Stuck between two things
Philosophy is the battle against the bewitchment of our intelligence by means of our language. PI 109
Reading a lot of Wittgenstein at the moment. A moral from the Philosophical Investigations:
Many problems come from our wanting to treat something as something it is not. For Wittgenstein, this was treating the meaning of words as something in some special realm, or treating thoughts as mental objects to which only I have access.
The solution is to look at how we use words and what actually goes on and figure out from that how to treat things. Starting with an idea of what something is and then forcing the thing into that idea only leads to problems.
The same basic problem is faced with the incursion of the scientific attitude into non-scientific areas of language.
We want to treat depression as a medical problem, with an entirely biological explanation, but this makes the fact that we often “catch” depression from events in our life seem quite odd – (“queer” in Wittgenstein’s terms).
We want to treat religion as making factual claims about the universe, but this makes the fact that people are converted to a religion and not just educated about it seem odd.
We want to believe that our experience takes place in the brain, but that makes the shared world we live in an odd place.
We want there to be a firm separation between subjective and objective so that we can put everything on the objective side in a bag marked truth and discard everything else as lightweight. But when we look at the world we find it much harder to fit things into the bag. What, for example, is money? Without our “subjective” acceptance of its value, the objective marks on paper or gold atoms are literally worthless.

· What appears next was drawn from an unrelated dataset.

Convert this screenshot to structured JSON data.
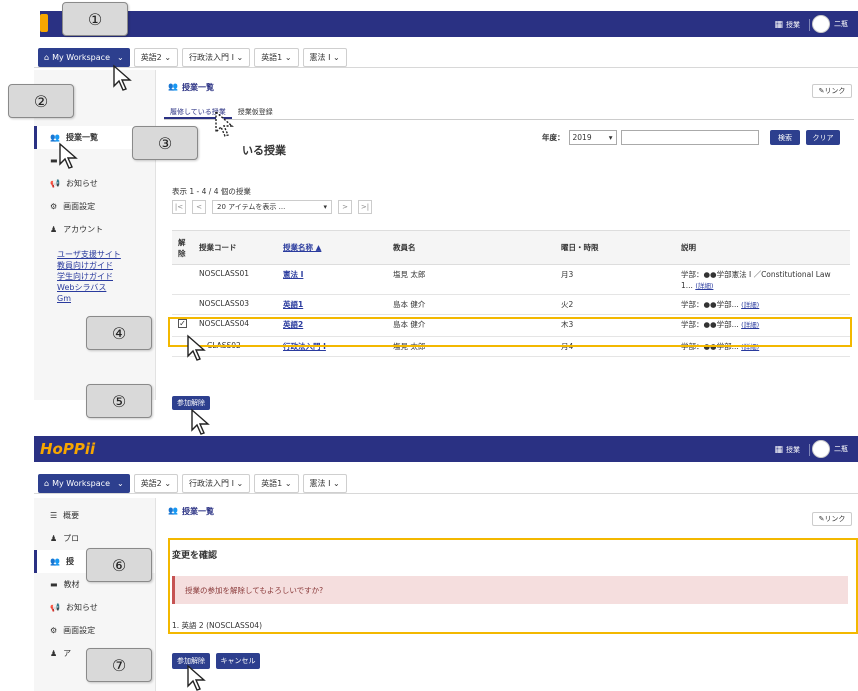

I haven’t really understood it yet, but I think I’m on the right track.